A Confident Yet Sometimes Confused Sense of Self
I’ve learned so much from traveling abroad, but the scary thing is it brings up so many more questions in life. After I removed myself from the 9-5 and took more risks, I felt my actions and goals/dreams align a lot better. On the other hand, with all the new time on my hands and with all the people I’ve met from my journey, I’m constantly asking myself questions and figuring out my sense of self.
Even though I feel like my life makes more sense now, living abroad makes you feel like you don’t know shit sometimes. All these realizations yet questions come up constantly. Like, there is no one way to live. And everyone’s going through stuff. Sometimes I think about the futility of money, status, and power. Other times I’m thinking about the concept of success being an external factor to place happiness on. And I might think about time, what happily ever after really is, and what the true purpose of life is. And feel bothered by why I’m so involved with my self perception of life rather than see life from an out-of-body perspective (if that even makes any sense…). I think I have an idea of my answers to everything, but I’d like to explore these questions further with more experience and discussion. When life events start questioning your perception of life, it can be liberating and confusing at the same time and require a lot of adjusting and understanding. There’s so much I don’t know and need to learn.

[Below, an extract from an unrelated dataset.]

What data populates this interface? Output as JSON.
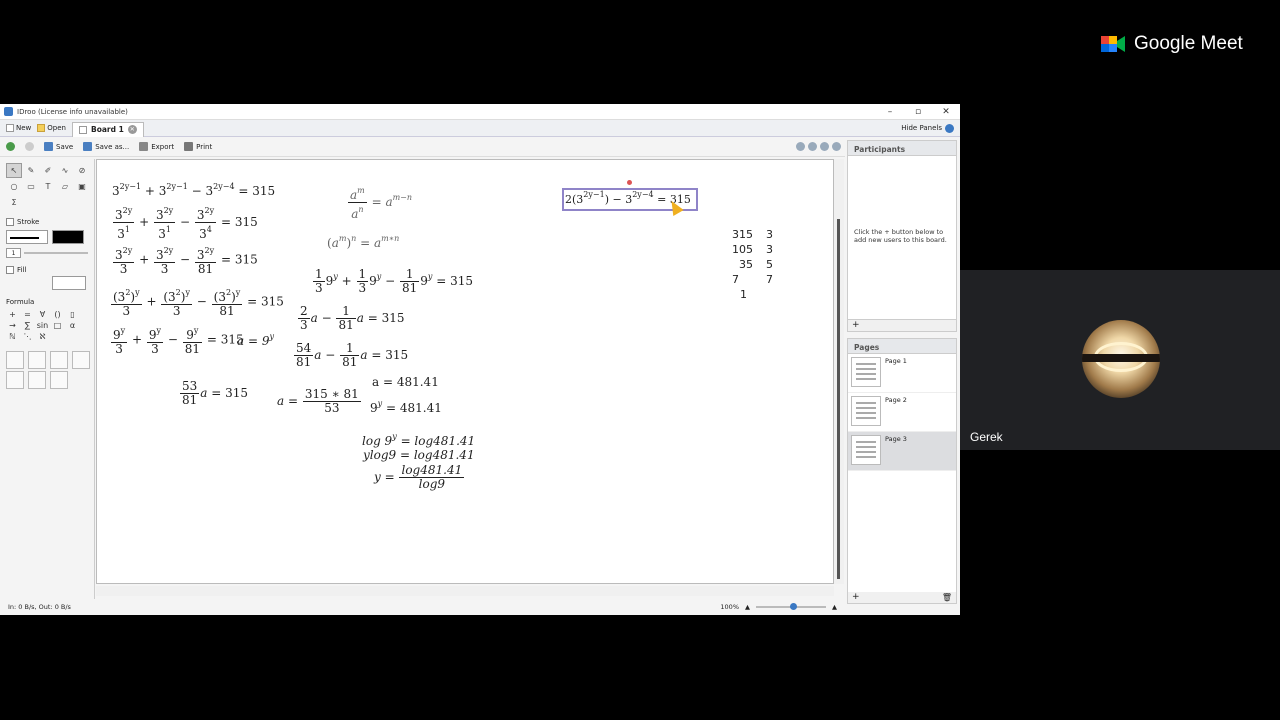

Having experienced 9 months as a digital nomad, I’ve learned so much about my flaws, about human beings’ flaws in general, about what I want in life, the type of people I gravitate towards, what I don’t know, what it takes to achieve self actualization, what matters and what doesn’t, and so much more.
After financial freedom, I realize I not only want to achieve my dreams and help others, I need to achieve self-actualization and find enlightenment…
It’s nice discussing and organizing my thoughts, but I want to make sure I take action.
I’m very grateful for my journey, and at the same time I’m also understanding how far I am from being the person I want to be.
Have any thoughts? Leave your comments below!